> _Source records_
<<<<
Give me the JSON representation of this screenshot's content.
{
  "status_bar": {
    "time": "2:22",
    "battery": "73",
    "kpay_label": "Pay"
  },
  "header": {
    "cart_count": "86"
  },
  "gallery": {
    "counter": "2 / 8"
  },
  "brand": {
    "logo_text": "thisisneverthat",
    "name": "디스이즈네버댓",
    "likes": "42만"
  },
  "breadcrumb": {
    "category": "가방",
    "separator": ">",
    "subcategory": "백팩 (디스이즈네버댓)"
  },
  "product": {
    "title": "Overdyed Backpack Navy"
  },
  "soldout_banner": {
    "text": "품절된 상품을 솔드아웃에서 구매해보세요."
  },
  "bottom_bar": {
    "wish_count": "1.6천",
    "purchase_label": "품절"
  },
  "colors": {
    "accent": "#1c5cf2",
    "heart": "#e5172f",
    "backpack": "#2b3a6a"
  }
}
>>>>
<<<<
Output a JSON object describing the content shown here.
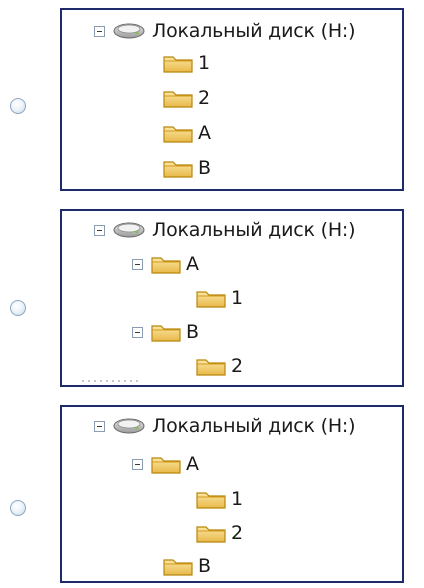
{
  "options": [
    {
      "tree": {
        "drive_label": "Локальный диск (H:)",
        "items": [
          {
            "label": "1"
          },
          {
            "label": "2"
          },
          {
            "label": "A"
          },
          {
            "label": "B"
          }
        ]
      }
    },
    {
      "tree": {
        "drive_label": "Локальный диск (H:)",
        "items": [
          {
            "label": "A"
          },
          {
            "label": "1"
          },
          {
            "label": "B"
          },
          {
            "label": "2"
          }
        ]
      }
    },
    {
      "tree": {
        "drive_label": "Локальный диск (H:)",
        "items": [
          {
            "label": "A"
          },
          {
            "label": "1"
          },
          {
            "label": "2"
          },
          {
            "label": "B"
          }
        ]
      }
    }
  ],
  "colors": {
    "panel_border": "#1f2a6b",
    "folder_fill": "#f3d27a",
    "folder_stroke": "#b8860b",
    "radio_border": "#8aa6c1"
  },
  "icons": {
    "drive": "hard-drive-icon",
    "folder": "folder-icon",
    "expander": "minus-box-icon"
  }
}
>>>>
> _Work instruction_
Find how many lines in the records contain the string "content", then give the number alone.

> _Output for this exercise_
2